ABOUT THIS EXERCISE — Each line of the data that includes "periods" must be copied.
START AVAILABLE RECORDS
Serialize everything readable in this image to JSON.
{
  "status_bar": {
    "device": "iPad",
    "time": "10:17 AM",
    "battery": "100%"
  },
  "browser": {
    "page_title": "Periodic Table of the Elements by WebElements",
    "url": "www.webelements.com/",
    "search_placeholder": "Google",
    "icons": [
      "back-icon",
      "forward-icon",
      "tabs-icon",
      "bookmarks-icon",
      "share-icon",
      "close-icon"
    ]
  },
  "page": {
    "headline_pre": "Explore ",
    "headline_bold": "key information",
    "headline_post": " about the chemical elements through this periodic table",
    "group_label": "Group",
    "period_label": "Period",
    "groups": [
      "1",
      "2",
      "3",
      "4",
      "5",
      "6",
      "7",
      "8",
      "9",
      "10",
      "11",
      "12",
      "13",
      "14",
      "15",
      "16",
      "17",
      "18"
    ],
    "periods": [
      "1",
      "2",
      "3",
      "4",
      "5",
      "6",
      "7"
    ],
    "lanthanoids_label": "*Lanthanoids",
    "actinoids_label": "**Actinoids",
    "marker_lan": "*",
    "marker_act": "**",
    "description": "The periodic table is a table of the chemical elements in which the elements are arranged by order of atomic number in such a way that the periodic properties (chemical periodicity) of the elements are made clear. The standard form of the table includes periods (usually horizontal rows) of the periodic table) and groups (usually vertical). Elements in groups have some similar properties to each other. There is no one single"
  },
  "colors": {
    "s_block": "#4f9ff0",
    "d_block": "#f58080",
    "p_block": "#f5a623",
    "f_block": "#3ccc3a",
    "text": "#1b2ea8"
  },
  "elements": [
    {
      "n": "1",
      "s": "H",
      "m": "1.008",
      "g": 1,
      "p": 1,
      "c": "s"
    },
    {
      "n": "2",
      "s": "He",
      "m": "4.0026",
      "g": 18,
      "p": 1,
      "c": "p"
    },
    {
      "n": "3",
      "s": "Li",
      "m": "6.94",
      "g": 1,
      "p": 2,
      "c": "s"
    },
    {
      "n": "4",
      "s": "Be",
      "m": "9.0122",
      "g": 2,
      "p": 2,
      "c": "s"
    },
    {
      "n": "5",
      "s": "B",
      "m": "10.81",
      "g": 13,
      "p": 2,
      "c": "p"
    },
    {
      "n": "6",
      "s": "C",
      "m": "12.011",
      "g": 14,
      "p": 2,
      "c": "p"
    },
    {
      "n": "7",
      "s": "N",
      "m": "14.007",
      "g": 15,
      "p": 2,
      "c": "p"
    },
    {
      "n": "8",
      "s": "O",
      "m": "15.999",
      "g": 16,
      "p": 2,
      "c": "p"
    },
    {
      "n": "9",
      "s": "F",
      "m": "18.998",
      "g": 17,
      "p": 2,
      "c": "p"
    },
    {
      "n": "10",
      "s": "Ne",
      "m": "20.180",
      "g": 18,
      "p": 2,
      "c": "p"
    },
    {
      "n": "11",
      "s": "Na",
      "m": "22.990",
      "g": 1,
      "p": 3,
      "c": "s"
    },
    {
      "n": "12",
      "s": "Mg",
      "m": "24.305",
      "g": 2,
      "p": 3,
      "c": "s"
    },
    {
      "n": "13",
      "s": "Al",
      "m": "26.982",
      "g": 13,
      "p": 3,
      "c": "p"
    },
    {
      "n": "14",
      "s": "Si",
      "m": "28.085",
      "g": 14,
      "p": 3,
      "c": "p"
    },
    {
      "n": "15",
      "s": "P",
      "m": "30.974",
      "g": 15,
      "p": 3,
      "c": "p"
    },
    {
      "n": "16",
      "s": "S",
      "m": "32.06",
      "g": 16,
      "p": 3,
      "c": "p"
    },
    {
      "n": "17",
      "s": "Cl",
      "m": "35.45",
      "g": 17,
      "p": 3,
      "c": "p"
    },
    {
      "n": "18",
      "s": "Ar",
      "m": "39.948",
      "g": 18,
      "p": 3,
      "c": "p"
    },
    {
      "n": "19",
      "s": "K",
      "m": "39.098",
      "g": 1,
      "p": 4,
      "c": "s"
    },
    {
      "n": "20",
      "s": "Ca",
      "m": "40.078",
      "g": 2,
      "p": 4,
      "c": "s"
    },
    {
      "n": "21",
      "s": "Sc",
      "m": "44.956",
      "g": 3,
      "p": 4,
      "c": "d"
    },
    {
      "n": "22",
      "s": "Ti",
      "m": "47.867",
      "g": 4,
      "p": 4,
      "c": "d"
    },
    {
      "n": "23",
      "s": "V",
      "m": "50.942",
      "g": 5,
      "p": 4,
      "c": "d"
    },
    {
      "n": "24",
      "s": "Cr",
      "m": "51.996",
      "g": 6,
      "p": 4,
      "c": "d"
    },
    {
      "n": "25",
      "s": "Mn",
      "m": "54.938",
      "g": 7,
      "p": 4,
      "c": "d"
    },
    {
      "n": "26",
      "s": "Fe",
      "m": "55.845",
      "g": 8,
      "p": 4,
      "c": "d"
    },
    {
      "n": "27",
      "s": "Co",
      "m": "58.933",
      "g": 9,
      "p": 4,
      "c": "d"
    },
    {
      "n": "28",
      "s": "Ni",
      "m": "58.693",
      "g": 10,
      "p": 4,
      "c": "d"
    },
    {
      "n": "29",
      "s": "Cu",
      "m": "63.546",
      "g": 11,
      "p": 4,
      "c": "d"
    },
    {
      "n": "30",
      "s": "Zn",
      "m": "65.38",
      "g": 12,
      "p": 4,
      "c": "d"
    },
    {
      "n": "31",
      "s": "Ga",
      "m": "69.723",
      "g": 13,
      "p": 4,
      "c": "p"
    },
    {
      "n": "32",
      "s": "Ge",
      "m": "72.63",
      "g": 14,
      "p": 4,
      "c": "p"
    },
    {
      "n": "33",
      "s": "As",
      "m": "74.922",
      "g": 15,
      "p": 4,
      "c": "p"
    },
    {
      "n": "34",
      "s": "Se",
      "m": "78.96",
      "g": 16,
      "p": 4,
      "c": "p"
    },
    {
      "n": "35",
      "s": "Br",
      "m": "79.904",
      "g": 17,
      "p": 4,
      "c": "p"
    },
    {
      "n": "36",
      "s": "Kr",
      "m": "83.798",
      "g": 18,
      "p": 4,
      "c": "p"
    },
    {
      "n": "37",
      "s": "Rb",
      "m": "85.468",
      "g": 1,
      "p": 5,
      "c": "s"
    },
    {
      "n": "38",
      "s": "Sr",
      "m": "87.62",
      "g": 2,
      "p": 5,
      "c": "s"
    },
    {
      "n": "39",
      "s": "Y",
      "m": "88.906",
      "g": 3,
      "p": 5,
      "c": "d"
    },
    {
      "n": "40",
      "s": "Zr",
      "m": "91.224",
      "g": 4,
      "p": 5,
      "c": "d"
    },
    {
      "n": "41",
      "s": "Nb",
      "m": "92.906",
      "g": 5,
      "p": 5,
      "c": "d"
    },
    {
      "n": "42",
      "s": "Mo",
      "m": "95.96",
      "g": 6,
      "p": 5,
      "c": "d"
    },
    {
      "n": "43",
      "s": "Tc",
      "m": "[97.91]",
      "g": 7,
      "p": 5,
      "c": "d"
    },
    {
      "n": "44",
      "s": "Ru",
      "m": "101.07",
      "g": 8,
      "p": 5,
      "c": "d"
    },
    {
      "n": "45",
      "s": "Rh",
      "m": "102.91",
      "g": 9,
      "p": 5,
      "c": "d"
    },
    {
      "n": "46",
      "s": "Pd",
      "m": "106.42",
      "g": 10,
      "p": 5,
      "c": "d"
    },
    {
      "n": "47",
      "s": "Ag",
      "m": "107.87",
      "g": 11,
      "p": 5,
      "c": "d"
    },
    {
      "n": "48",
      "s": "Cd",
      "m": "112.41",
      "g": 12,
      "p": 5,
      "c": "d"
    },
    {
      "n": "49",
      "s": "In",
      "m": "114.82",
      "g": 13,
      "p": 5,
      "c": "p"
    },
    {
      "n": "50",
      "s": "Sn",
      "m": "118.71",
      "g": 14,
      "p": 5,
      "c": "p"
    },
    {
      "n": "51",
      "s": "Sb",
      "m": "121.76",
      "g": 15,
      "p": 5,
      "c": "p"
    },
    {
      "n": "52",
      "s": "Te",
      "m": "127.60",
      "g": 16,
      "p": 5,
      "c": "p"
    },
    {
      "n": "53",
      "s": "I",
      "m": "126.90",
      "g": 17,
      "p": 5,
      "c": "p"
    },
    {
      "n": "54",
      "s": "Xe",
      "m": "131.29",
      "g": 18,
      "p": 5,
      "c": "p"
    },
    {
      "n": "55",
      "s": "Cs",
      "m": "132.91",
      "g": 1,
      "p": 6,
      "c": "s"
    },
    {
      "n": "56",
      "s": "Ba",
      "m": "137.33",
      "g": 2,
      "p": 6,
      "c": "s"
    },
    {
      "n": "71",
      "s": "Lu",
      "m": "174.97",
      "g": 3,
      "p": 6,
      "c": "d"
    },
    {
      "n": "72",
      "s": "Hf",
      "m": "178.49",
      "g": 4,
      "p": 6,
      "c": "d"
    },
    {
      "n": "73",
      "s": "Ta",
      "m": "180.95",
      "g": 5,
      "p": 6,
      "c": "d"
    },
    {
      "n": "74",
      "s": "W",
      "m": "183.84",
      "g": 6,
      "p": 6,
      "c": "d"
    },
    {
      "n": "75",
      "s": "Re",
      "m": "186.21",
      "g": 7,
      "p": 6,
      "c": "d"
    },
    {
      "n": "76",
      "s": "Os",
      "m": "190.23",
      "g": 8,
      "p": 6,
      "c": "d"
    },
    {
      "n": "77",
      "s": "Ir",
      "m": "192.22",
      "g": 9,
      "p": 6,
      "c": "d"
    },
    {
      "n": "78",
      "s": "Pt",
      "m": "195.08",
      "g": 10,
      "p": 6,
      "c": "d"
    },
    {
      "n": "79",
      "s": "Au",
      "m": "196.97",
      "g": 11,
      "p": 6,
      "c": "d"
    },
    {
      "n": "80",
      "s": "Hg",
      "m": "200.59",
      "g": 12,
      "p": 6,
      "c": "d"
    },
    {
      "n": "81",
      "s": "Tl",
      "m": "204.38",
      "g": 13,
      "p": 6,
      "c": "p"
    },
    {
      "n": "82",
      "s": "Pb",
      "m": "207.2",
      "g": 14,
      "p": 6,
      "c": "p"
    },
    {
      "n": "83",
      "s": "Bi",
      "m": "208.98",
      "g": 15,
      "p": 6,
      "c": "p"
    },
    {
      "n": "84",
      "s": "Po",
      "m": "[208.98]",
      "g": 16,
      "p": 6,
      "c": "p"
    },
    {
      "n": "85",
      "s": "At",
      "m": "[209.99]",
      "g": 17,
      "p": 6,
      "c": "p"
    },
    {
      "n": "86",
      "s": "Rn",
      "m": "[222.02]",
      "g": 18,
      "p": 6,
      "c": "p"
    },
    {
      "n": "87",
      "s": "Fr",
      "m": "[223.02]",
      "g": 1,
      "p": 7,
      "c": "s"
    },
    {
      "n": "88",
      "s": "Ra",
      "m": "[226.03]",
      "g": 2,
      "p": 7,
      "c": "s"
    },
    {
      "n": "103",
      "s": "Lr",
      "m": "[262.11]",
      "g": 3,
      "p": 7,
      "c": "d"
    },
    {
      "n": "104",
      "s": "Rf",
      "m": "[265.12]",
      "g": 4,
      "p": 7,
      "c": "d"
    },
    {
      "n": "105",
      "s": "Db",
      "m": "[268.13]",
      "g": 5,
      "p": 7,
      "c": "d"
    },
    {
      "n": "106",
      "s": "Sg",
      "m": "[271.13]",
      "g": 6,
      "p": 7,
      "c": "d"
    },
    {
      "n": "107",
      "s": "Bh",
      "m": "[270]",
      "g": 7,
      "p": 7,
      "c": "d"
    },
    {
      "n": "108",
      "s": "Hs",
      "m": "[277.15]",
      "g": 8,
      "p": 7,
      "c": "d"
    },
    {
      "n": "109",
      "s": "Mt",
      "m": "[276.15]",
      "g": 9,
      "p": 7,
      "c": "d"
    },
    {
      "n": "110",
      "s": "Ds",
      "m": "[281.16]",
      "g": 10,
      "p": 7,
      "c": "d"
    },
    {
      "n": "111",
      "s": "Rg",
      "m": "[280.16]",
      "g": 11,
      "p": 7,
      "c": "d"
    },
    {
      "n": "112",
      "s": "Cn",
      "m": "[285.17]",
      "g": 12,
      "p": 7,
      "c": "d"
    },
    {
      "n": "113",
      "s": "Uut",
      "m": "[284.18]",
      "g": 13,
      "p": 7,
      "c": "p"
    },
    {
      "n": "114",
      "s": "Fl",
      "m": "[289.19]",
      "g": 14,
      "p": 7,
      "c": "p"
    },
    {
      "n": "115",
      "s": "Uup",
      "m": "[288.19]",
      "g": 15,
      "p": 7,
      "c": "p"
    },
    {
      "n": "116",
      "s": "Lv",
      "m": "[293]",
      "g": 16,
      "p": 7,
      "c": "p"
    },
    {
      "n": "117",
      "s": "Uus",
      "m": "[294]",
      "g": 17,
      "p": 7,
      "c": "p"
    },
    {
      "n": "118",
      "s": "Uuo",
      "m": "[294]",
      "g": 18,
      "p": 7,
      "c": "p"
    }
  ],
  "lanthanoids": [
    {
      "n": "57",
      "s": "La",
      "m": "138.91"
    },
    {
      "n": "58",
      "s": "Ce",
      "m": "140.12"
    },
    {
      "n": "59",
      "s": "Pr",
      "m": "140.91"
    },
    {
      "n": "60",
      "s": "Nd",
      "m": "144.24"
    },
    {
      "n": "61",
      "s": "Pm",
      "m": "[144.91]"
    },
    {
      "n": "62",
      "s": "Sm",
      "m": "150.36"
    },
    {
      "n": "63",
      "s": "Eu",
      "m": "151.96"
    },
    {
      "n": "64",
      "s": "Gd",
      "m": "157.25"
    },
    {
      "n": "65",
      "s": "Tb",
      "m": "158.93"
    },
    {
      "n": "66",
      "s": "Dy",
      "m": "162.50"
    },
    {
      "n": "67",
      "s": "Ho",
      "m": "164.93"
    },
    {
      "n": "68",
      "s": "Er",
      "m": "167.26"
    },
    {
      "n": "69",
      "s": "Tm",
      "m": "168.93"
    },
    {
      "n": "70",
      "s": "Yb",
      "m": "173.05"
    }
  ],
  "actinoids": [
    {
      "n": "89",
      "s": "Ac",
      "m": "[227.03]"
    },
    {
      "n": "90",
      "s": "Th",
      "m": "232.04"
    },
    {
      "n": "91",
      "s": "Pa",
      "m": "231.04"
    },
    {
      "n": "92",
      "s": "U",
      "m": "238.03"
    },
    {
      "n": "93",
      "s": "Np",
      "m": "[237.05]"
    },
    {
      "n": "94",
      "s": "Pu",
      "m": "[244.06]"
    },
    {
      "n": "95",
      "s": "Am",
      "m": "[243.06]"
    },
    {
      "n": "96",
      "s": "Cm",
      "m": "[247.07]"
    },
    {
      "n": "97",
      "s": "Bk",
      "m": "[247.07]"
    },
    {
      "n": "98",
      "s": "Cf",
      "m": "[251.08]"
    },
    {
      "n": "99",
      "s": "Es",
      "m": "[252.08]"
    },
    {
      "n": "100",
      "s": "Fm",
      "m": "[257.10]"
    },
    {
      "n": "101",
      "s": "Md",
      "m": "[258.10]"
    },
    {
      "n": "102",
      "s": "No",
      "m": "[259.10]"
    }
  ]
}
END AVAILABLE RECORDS
ANSWER SPACE —
    "periods": [
    "description": "The periodic table is a table of the chemical elements in which the elements are arranged by order of atomic number in such a way that the periodic properties (chemical periodicity) of the elements are made clear. The standard form of the table includes periods (usually horizontal rows) of the periodic table) and groups (usually vertical). Elements in groups have some similar properties to each other. There is no one single"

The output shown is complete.